Belief is stronger than fact. According to Yale Law School professor Dan Kahan, we are all hardwired to be sectarian and close-minded. The main thrust of his work is in motivated reasoning, which he defines as, “the unconscious tendency of individuals to process information in a manner that suits some end or goal extrinsic to the formation of accurate beliefs.” Another one of his recent studies suggests that political bias has a negative effect on mathematical cognition. Subjects given politically charged data were less able to analyze it than subjects given the exact same data without political connotations.
Geneseo students, however, must be above such irrationality; we’re raised above the primordial ooze of ignorance to the ivory heights of objectivity. Right? Not according to Kahan’s research.

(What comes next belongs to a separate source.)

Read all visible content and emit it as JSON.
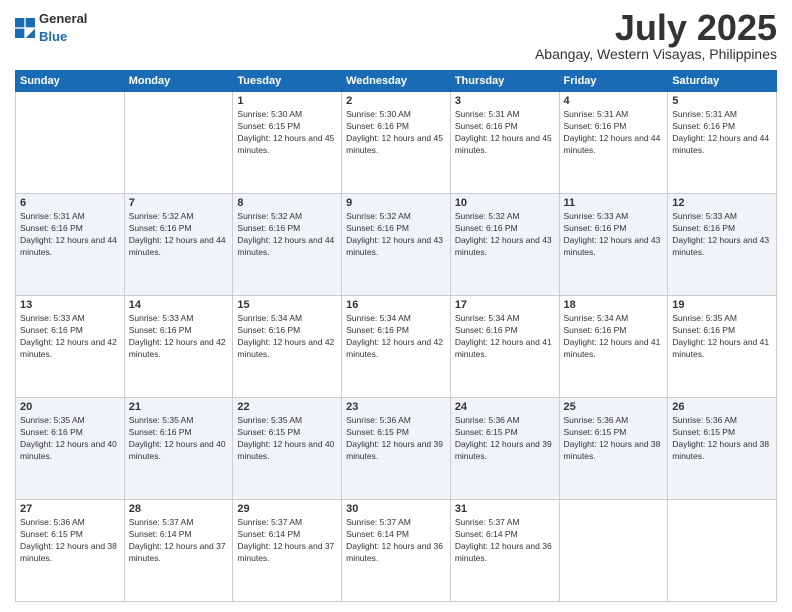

The most disheartening result from this study showed that the greater the individual’s mathematical capability, the more it was inhibited by their bias. Intelligence alone does not confer rationality.
If this is so, then Geneseo cannot expect to produce “socially responsible citizens” just by giving them knowledge. The much-maligned liberal arts education—intended to teach students how to think—presents a wonderful opportunity to replace motivated reasoning with the rationality to which we aspire.
According to Kahan’s findings on objectivity, just telling someone to be unbiased does not help. In fact, giving someone cues to be open-minded tends to make them less so. “Individuals naturally assume that beliefs they share with others in their defining group are ‘objective,’” Kahan said.
This is readily apparent in the sciences. The debate of evolution versus creationism is supposed to be the classic example of evidence against rationalized belief. Many evolutionary biologists, however, are as firmly entrenched in their respective paradigms as creationists.
They have all the facts on their side but invite opposition by ferociously clinging to their own interpretation of evolution. Both sides justifiably view the other as biased, but cannot see the same bias in themselves.
Only a generation of thinkers who are truly objective can positively affect the world outside of their own like-minded sphere, but it seems that impartial cognition requires hard training. Geneseo and all institutions of higher education must make fostering critical and impartial learning a priority.
This is why the liberal arts doctrine of “learning to think” is so important, but it cannot be limited to learning the basics of philosophy in Humanities. It cannot be limited to mere “tolerance” or “acceptance” of differing viewpoints.
Productive discourse is not built upon agreeing to disagree; no idea should be safe from criticism by others or the person who holds it. It is too easy for professors to pass on their biases to students in the guise of impartiality without either party realizing it.
To embrace the uncomfortable and constantly reshape our thinking as we take in new information must be a personal choice. The drive to question everything––especially one’s own beliefs––must permeate every aspect of collegiate education.
If not, a university risks producing brilliant physicists, historians, philosophers and citizens who are extremely skilled at keeping their heads in the sand.